Read more: http://www.laboratoryequipment.com/news/2013/06/new-technology-will-test-50-year-old-physics-theory
Researchers Achieve Quantum Network Milestone
Using clouds of ultra-cold atoms and a pair of lasers operating at optical wavelengths, researchers have reached a quantum network milestone: entangling light with an optical atomic coherence composed of interacting atoms in two different states. The development could help pave the way for functional, multi-node quantum networks.
The research, done at the Georgia Institute of Technology, used a new type of optical trap that simultaneously confined both ground-state and highly-excited (Rydberg) atoms of the element rubidium. The large size of the Rydberg atoms – which have a radius of about one micron instead of a usual sub-nanometer size – gives them exaggerated electromagnetic properties and allows them to interact strongly with one another.
Read more: http://www.laboratoryequipment.com/news/2013/06/researchers-achieve-quantum-network-milestone
Researchers Make First Observation of Spin Hall Effect in a Quantum Gas
Researchers at the National Institute of Standards and Technology (NIST) have reported the first observation of the “spin Hall effect” in a Bose-Einstein condensate (BEC), a cloud of ultracold atoms acting as a single quantum object. As one consequence, they made the atoms, which spin like a child’s top, skew to one side or the other, by an amount dependent on the spin direction. Besides offering new insight into the quantum mechanical world, they say the phenomenon is a step toward applications in “atomtronics” — the use of ultracold atoms as circuit components.

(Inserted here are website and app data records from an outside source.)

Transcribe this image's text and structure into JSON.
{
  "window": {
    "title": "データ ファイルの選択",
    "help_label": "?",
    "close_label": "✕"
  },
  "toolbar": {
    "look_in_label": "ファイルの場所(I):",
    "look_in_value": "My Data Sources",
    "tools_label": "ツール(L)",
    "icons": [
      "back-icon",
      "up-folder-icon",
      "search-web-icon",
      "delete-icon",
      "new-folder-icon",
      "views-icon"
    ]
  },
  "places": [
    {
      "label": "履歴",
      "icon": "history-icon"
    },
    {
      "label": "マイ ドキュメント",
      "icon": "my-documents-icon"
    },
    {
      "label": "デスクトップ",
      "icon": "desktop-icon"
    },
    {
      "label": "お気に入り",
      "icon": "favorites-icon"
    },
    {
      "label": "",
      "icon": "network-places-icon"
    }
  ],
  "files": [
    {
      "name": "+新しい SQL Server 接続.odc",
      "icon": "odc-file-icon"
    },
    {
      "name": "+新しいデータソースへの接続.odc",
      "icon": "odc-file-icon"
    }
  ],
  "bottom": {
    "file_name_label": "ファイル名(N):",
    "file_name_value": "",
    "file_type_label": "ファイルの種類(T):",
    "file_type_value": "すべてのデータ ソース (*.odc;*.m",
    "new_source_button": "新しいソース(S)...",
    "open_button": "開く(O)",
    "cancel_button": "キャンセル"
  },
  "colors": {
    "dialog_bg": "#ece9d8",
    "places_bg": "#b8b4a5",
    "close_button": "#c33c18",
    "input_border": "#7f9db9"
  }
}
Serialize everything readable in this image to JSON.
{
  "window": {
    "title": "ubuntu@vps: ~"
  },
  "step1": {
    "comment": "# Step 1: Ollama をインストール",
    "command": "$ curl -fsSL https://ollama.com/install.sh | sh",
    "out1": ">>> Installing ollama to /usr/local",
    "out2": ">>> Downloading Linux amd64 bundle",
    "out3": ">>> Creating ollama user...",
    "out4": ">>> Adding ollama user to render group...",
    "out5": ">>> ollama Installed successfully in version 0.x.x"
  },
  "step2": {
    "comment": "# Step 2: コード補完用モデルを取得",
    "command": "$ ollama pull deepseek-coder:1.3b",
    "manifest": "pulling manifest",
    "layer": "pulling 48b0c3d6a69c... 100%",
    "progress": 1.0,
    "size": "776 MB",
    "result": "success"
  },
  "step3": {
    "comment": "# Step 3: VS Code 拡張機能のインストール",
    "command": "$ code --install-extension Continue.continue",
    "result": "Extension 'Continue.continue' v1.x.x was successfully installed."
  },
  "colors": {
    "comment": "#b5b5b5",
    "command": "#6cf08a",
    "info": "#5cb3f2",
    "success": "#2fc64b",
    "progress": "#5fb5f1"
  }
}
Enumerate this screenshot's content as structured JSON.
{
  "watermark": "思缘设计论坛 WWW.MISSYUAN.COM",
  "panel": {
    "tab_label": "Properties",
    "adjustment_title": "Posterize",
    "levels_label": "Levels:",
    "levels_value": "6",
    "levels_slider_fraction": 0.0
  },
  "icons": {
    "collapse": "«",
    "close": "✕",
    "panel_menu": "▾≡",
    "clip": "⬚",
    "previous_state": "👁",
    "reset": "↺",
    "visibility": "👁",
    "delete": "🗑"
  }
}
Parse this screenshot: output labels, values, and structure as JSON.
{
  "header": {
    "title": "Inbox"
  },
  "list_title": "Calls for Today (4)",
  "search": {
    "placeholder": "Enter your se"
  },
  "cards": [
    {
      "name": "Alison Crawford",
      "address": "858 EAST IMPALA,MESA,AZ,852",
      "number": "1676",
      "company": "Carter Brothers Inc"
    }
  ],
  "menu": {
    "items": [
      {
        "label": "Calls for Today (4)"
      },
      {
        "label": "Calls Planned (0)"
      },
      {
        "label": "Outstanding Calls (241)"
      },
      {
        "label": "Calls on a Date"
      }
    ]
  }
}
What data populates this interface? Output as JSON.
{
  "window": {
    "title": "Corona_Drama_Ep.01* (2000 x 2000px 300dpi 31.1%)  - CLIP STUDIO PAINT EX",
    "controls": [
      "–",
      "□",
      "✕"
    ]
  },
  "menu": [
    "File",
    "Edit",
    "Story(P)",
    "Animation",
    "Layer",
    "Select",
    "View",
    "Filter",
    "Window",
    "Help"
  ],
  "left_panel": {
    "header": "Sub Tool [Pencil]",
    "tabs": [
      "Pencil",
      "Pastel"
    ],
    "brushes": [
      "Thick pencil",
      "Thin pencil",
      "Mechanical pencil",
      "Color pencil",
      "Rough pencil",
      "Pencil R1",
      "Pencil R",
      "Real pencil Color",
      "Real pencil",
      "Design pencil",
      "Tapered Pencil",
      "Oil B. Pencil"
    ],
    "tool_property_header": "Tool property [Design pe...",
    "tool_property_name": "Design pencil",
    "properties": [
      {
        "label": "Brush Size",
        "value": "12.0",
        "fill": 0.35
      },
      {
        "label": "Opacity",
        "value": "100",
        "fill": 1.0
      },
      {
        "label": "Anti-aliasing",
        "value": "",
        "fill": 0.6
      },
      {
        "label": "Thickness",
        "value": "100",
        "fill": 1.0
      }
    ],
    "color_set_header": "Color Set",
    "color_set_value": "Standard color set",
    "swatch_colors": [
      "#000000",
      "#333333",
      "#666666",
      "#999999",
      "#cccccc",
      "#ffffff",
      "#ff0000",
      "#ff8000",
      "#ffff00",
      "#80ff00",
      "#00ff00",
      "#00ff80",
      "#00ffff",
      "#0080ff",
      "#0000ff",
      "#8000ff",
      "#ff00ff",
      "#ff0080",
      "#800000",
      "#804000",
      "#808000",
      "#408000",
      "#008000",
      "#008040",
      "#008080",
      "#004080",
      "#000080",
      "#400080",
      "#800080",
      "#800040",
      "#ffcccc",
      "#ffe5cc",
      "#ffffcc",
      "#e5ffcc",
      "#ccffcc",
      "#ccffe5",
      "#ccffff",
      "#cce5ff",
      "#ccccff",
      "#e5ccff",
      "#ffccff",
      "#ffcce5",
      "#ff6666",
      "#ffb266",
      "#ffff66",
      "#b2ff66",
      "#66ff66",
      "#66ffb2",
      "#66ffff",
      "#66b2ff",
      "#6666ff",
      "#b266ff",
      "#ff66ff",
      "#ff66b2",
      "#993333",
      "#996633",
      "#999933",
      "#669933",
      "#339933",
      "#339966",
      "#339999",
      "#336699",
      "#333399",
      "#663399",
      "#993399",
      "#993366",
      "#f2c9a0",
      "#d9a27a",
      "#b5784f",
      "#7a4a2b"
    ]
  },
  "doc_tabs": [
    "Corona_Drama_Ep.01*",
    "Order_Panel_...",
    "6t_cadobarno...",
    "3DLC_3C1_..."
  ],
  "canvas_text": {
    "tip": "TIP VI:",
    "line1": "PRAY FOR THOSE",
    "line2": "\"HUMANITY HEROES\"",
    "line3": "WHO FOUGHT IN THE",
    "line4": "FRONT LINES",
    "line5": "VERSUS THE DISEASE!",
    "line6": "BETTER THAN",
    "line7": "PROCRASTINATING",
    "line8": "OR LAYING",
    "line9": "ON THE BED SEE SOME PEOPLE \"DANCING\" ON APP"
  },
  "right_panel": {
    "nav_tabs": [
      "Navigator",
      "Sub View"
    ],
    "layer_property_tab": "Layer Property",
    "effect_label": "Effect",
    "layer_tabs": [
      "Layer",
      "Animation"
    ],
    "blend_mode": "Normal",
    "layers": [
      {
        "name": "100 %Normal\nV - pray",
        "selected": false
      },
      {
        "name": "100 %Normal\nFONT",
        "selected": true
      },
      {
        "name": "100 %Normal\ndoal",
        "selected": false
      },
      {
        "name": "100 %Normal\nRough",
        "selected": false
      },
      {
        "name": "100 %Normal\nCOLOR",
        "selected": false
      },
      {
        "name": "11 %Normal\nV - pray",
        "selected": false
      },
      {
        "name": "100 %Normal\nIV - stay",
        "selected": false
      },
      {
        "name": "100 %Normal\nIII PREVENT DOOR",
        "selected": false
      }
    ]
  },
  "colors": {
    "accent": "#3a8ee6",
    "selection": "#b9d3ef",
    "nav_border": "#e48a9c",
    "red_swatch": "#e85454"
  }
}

Read more: http://www.laboratoryequipment.com/news/2013/06/researchers-make-first-observation-spin-hall-effect-quantum-gas
Fine-Tuning Quantum Dots Key to Better Color Displays
Tiny particles of matter called quantum dots, which emit light with exceptionally pure and bright colors, have found a prominent role as biological markers. In addition, they are realizing their potential in computer and television screens, and have promise in solid-state lighting. New research at MIT could now make these quantum dots even more efficient at delivering precisely tuned colors of light.
These materials, called colloidal semiconductor quantum dot nanocrystals, can emit any color of light, depending on their exact size or composition. But there is some variability in the spread of colors that different batches of nanocrystals produce, and until now there has been no way to tell whether that variability came from within individual particles or from variations among the nanocrystals in a batch.
Read more: http://www.laboratoryequipment.com/news/2013/06/fine-tuning-quantum-dots-key-better-color-displays
Quantum Encryption May Be Hackable
Quantum communication systems offer the promise of virtually unbreakable encryption. Unlike classical encryption, which is used to send secure data over networks today and whose security depends on the difficulty of solving mathematical problems like the factoring of large numbers, most quantum encryption schemes keep the encryption key separate from the data. This approach ensures that an eavesdropper with access only to the data could not decipher the key. However, researchers have recently demonstrated that even quantum encryption may be susceptible to hacking.
Read more: http://www.laboratoryequipment.com/news/2013/05/quantum-encryption-may-be-hackable